■ **Assigned task**
In how many lines of the listing below does "ifdef" appear? Give only the figure.

■ **Listed records**

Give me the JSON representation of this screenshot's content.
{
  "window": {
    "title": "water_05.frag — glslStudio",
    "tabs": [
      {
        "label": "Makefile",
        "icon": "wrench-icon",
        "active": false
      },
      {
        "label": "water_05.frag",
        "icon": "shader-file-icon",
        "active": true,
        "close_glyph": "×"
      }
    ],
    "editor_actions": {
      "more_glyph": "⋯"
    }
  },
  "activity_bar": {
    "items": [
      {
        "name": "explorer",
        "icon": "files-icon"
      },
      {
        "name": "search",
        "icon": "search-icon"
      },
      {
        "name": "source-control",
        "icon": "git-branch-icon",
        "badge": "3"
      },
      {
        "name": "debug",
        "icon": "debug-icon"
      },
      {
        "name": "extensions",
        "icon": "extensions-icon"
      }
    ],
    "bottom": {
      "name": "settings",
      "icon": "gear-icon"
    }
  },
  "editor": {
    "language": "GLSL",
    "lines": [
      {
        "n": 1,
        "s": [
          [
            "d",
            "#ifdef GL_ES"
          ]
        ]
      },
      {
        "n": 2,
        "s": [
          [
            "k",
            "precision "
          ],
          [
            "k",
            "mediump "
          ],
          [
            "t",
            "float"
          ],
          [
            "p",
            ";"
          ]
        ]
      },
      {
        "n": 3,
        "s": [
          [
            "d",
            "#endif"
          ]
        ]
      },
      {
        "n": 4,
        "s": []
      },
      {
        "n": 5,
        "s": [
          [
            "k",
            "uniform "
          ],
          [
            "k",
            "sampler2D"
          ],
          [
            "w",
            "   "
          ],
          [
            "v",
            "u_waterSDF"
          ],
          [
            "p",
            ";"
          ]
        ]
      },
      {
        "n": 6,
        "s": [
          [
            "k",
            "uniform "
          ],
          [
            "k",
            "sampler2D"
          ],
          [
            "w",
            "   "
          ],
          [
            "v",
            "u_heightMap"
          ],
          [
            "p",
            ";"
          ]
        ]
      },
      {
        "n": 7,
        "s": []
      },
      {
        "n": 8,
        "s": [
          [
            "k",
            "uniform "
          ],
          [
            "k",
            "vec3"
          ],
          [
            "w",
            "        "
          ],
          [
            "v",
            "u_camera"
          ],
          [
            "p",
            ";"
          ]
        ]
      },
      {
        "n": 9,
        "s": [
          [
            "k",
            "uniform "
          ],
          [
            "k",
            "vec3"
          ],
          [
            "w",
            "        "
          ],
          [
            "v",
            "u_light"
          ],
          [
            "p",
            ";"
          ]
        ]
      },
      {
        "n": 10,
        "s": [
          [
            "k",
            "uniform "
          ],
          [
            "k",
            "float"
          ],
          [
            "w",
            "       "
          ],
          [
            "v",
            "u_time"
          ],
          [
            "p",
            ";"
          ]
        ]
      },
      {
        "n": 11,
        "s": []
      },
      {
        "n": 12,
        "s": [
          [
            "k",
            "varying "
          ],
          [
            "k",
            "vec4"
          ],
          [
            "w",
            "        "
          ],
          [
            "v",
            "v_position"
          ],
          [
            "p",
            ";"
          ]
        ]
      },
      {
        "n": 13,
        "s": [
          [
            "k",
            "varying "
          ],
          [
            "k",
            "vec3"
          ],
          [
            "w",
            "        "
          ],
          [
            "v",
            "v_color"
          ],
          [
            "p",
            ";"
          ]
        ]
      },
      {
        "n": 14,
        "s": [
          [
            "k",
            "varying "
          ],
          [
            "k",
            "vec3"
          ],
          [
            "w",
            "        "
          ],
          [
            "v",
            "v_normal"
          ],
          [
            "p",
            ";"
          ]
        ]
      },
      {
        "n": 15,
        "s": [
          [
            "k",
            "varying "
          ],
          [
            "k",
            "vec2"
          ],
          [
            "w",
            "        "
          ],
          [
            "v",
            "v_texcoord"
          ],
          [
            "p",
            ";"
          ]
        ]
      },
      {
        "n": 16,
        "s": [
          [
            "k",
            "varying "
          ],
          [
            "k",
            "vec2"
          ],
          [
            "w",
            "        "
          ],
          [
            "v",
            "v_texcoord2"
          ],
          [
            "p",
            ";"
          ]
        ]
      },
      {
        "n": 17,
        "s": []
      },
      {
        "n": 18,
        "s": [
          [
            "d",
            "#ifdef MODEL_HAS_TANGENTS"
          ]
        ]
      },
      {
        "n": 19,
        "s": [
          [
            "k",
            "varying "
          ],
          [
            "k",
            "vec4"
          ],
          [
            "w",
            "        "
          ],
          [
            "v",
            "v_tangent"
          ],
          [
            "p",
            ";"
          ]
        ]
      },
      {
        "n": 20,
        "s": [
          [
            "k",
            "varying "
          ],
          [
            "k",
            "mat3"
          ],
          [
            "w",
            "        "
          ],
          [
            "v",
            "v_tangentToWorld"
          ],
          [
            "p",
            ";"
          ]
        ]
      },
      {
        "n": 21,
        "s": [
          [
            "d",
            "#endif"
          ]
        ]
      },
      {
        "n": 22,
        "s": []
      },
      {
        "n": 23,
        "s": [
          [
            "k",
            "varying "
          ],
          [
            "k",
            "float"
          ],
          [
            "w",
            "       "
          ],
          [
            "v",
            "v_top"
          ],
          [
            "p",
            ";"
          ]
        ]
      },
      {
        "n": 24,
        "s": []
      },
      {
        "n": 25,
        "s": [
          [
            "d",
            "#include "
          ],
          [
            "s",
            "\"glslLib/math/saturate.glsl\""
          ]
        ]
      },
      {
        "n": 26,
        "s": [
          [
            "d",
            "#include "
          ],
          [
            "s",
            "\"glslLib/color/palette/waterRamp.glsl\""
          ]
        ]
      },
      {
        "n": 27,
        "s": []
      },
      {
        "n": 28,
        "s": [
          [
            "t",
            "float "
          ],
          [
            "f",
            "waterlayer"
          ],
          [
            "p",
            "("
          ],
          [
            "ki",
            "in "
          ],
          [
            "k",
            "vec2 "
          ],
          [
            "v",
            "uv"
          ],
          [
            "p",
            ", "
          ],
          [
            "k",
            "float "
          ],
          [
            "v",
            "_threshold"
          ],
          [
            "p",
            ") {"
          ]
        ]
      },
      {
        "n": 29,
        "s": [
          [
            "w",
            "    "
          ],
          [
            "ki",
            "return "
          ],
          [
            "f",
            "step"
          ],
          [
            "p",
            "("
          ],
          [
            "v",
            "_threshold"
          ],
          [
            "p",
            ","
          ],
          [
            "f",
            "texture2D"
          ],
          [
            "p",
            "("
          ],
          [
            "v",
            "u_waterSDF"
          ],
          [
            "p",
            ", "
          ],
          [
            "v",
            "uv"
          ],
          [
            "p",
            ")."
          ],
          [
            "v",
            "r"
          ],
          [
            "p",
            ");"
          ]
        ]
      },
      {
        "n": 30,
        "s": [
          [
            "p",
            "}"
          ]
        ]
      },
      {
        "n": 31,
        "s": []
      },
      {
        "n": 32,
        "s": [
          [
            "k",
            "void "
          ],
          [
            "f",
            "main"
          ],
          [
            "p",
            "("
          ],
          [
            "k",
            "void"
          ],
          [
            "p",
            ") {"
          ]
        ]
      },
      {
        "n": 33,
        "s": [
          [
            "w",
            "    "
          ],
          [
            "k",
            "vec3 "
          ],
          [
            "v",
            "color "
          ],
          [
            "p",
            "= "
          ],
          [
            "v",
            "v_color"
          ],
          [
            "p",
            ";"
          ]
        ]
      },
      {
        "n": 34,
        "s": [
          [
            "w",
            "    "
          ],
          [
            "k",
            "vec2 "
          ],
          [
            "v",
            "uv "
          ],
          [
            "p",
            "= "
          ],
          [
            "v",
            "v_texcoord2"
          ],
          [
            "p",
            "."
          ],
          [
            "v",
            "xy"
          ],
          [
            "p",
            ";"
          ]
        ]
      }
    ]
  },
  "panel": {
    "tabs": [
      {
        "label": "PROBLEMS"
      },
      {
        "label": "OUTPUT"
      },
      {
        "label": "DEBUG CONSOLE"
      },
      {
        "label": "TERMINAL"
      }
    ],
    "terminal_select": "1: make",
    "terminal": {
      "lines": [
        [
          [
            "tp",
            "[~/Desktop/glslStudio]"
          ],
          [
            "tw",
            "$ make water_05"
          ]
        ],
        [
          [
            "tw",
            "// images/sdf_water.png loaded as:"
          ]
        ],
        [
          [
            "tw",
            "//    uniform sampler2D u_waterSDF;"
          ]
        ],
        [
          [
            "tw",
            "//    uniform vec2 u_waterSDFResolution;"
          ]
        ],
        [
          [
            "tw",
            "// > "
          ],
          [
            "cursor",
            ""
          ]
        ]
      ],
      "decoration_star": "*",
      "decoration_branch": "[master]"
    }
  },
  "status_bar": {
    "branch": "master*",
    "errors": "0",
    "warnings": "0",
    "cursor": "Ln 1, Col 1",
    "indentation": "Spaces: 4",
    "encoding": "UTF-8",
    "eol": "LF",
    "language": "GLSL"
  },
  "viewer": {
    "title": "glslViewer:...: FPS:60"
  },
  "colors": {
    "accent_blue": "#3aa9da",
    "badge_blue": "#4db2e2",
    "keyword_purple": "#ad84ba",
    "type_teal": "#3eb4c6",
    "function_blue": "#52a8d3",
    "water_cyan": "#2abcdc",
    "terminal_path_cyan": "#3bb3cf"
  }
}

■ **Task answer**
2